> Task description
Where a line in the listing below contains the word "instructor", copy that line.

======== Data to use

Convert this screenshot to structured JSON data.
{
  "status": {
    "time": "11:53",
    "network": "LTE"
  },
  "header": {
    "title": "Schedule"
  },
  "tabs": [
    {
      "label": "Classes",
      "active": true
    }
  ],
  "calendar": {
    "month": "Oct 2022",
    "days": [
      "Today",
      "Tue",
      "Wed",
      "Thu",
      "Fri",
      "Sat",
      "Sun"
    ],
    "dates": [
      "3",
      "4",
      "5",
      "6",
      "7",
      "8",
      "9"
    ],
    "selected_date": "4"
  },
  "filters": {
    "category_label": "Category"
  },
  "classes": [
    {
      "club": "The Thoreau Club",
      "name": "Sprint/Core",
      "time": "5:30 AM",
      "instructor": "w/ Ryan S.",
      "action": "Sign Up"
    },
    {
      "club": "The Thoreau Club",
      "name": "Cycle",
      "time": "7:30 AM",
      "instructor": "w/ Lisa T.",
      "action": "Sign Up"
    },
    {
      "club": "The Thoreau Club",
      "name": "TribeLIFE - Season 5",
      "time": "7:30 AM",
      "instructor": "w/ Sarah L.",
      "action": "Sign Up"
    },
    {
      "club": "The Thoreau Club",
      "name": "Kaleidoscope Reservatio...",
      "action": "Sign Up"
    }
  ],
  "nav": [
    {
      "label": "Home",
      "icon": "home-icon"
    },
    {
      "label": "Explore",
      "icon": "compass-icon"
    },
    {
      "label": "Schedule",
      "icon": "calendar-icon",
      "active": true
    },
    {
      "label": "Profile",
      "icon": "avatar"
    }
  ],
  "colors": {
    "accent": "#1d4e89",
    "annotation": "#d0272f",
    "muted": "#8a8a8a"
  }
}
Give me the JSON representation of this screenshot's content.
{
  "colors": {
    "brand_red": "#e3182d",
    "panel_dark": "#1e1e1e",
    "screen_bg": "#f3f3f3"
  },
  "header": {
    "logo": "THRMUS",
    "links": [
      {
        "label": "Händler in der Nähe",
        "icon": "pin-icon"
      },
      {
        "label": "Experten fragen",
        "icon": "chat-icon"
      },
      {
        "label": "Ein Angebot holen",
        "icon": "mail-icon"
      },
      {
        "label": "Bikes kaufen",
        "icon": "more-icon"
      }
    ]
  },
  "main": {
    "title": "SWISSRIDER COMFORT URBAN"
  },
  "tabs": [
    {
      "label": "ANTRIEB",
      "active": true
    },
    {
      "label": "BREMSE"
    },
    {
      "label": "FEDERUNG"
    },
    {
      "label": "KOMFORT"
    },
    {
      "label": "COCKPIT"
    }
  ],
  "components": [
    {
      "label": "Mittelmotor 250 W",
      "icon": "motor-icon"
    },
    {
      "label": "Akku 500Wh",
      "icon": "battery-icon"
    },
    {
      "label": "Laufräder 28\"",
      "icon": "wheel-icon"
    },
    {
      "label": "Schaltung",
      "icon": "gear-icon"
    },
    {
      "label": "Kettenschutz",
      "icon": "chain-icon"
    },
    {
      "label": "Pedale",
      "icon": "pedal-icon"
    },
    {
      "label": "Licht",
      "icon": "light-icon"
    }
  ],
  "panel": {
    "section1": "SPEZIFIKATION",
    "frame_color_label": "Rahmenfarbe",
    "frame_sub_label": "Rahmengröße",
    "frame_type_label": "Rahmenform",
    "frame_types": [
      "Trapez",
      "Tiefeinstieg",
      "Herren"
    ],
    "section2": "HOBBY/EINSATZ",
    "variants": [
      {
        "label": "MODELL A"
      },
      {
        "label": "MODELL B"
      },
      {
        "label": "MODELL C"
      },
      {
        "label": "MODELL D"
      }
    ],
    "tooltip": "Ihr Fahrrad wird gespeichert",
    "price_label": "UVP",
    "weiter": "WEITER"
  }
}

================

> Response area
      "instructor": "w/ Ryan S.",
      "instructor": "w/ Lisa T.",
      "instructor": "w/ Sarah L.",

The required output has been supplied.